Norwalk virus outbreak suspected at care centers
An outbreak of vomiting and diarrhea in Medford makes public health officials think the Norwalk virus has surfaced again in Southern Oregon.
Waterford at Three Fountains and Barnett Woods Retirement Living contacted public health officials after residents fell ill, said Jackson Baures, an environmental health specialist for Jackson County.
Baures said stool samples have been sent to state laboratories to determine the origin of the illness, but the symptoms are consistent with the Norwalk virus. He said five to 10 people have been reported ill at Waterford, a nursing home with about 130 beds, and two people who live at Barnett Woods were ill enough to require hospitalization.
Barnett Woods is an over-55 community with 74 individual apartments.
Keri Wambolt, Barnett Woods' executive director, said it's hard to tell how many people fell ill because residents live in individual apartments and come and go at will. She said no new cases have surfaced at Barnett Woods since Tuesday.
— Helen Smith, executive director at Waterford, said one wing of the nursing home had been closed to protect other residents and no new patients would be admitted until there were no new cases for three days.
The Norwalk virus is named for the town in Ohio where it was first isolated in 1972. Small amounts of the virus are frequently present in the general environment, and it spreads easily, especially in places where people live in close quarters, such as nursing homes.
Controlling it is difficult, Baures said, because by the time you realize your facility has it, you could have had lots of people exposed.
People must ingest the virus to contract it, but as few as 10 to 20 particles of virus can cause infection.
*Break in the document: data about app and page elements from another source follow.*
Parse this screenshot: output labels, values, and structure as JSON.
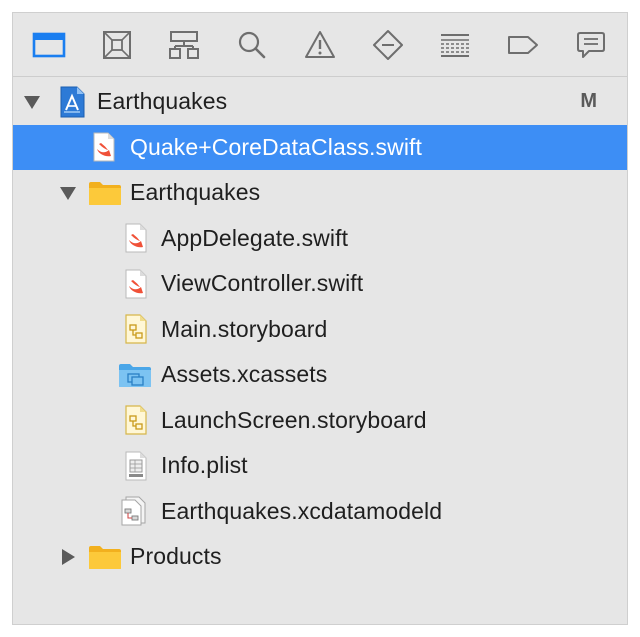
{
  "toolbar": {
    "items": [
      {
        "name": "project-navigator-icon",
        "selected": true
      },
      {
        "name": "source-control-navigator-icon",
        "selected": false
      },
      {
        "name": "symbol-navigator-icon",
        "selected": false
      },
      {
        "name": "find-navigator-icon",
        "selected": false
      },
      {
        "name": "issue-navigator-icon",
        "selected": false
      },
      {
        "name": "test-navigator-icon",
        "selected": false
      },
      {
        "name": "debug-navigator-icon",
        "selected": false
      },
      {
        "name": "breakpoint-navigator-icon",
        "selected": false
      },
      {
        "name": "report-navigator-icon",
        "selected": false
      }
    ],
    "accent_color": "#1a7ef0",
    "icon_color": "#6e6e6e"
  },
  "tree": {
    "project": {
      "label": "Earthquakes",
      "badge": "M",
      "icon": "xcode-project-icon",
      "expanded": true
    },
    "selected_file": {
      "label": "Quake+CoreDataClass.swift",
      "icon": "swift-file-icon"
    },
    "group": {
      "label": "Earthquakes",
      "icon": "folder-icon",
      "expanded": true,
      "files": [
        {
          "label": "AppDelegate.swift",
          "icon": "swift-file-icon"
        },
        {
          "label": "ViewController.swift",
          "icon": "swift-file-icon"
        },
        {
          "label": "Main.storyboard",
          "icon": "storyboard-file-icon"
        },
        {
          "label": "Assets.xcassets",
          "icon": "asset-catalog-icon"
        },
        {
          "label": "LaunchScreen.storyboard",
          "icon": "storyboard-file-icon"
        },
        {
          "label": "Info.plist",
          "icon": "plist-file-icon"
        },
        {
          "label": "Earthquakes.xcdatamodeld",
          "icon": "data-model-icon"
        }
      ]
    },
    "products": {
      "label": "Products",
      "icon": "folder-icon",
      "expanded": false
    }
  },
  "colors": {
    "selection": "#3d8ef5",
    "panel_background": "#e6e6e6",
    "folder": "#f7c02a",
    "swift": "#f05138"
  }
}
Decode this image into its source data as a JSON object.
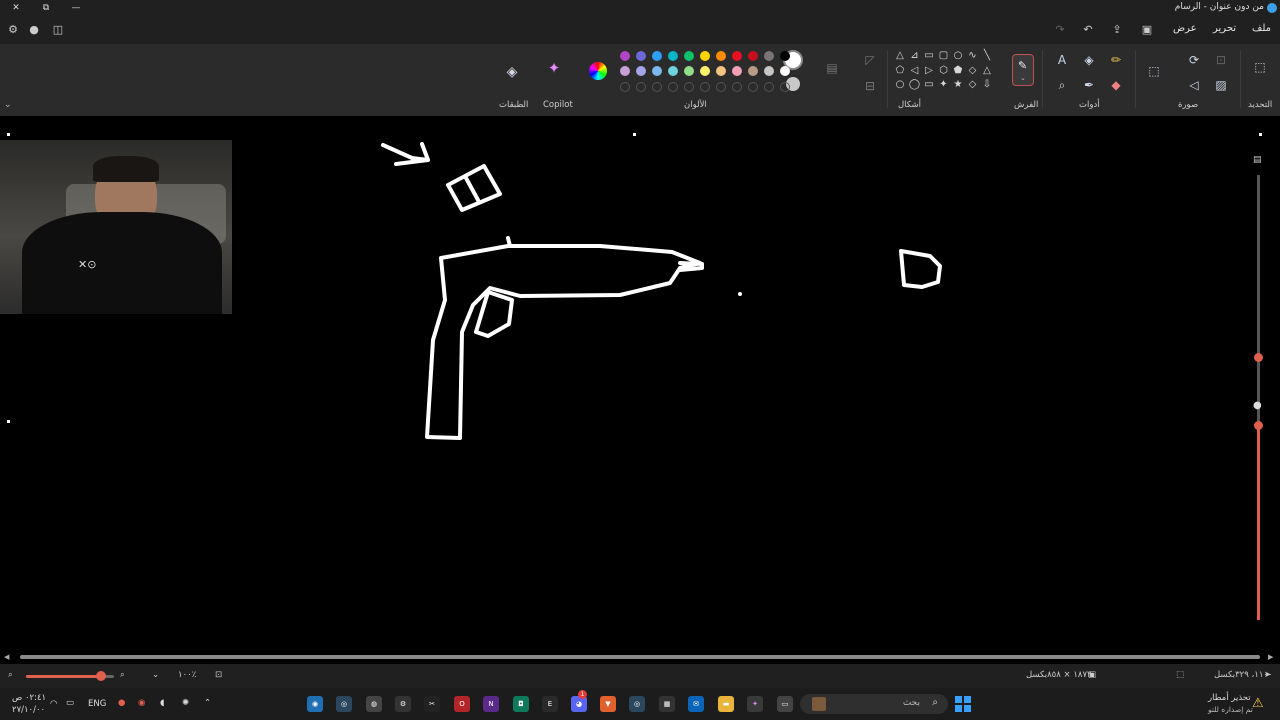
{
  "window": {
    "title": "من دون عنوان - الرسام",
    "controls": {
      "close": "✕",
      "restore": "⧉",
      "minimize": "—"
    }
  },
  "menu": {
    "file": "ملف",
    "edit": "تحرير",
    "view": "عرض"
  },
  "ribbon": {
    "groups": {
      "select": "التحديد",
      "image": "صورة",
      "tools": "أدوات",
      "brushes": "الفرش",
      "shapes": "أشكال",
      "colors": "الألوان",
      "copilot": "Copilot",
      "layers": "الطبقات"
    },
    "palette_row1": [
      "#b146c2",
      "#6b69d6",
      "#2d9ff5",
      "#00b7c3",
      "#10c06a",
      "#ffd400",
      "#ff8c00",
      "#e81123",
      "#c50f1f",
      "#7a7574",
      "#000000"
    ],
    "palette_row2": [
      "#c7a1d6",
      "#a5a4e8",
      "#7ab8ef",
      "#6fd3dc",
      "#93dd8a",
      "#fff16b",
      "#f4c483",
      "#f29fb3",
      "#b99a86",
      "#c8c6c4",
      "#ffffff"
    ],
    "primary_color": "#ffffff",
    "secondary_color": "#c8c8c8"
  },
  "status": {
    "cursor_position": "١١٠٠، ٣٢٩بكسل",
    "canvas_size": "١٨٧٢ × ٨٥٨بكسل",
    "zoom": "١٠٠٪",
    "zoom_level": 0.85
  },
  "taskbar": {
    "search_placeholder": "بحث",
    "language": "ENG",
    "time": "٠٢:٤١ ص",
    "date": "٢٧/١٠/٠٠",
    "notification_title": "تحذير أمطار",
    "notification_body": "تم إصداره للتو",
    "discord_badge": "1"
  }
}
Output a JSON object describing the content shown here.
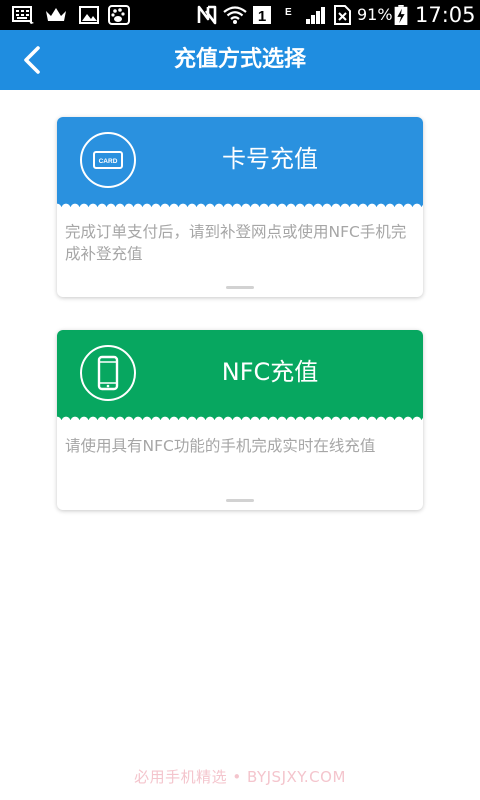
{
  "status_bar": {
    "battery_percent": "91%",
    "time": "17:05",
    "icons": [
      "keyboard-icon",
      "crown-icon",
      "image-icon",
      "baidu-paw-icon",
      "nfc-n-icon",
      "wifi-icon",
      "sim-1-icon",
      "e-network-icon",
      "signal-icon",
      "no-sim-icon",
      "battery-charging-icon"
    ]
  },
  "header": {
    "title": "充值方式选择",
    "back_icon": "back-chevron-icon"
  },
  "options": [
    {
      "title": "卡号充值",
      "description": "完成订单支付后，请到补登网点或使用NFC手机完成补登充值",
      "icon": "card-icon",
      "color": "#2a91df"
    },
    {
      "title": "NFC充值",
      "description": "请使用具有NFC功能的手机完成实时在线充值",
      "icon": "phone-icon",
      "color": "#07a760"
    }
  ],
  "watermark": "必用手机精选 • BYJSJXY.COM",
  "colors": {
    "header": "#1f8de0",
    "status_bar": "#000000",
    "description_text": "#a6a6a6"
  }
}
Research suggests the virus can survive on undisinfected surfaces for as long as a week. Baures said someone could conceivably pick up enough virus to become ill by touching an infected doorknob and then eating with that hand.
One reason it's so difficult to control is because it's so difficult to control human behaviors, he said.
The virus can be killed with a strong bleach solution (1 cup of bleach to 10 cups of water). When an outbreak occurs, Jackson County recommends care givers wear gloves, masks and gowns to protect them from exposure.
That's what staff has been doing at Waterford, Smith said. Our primary concern is for the safety of our residents.
People sometimes call Norwalk the 24-hour stomach flu, because symptoms usually pass quickly. In severe cases, it can be life-threatening for people who are frail or have other medical problems.
Baures noted that the virus has surfaced in Jackson County several times during the past few years. In February 2004 several hundred people were sick when the virus spread through several nursing care centers in Medford and Ashland. It surfaced twice in 2003 ' in Medford in January and in Eagle Point in November .
Baures said many cases go unreported, especially those that occur in homes. Health care facilities are required to report any outbreak of disease, but that can be difficult to define in a population where everyone has a number of health problems.
It's good of them to let us know (when they have an outbreak), Baures said, even though it sometimes brings them bad publicity.
Reach reporter Bill Kettler at 776-4492, or e-mail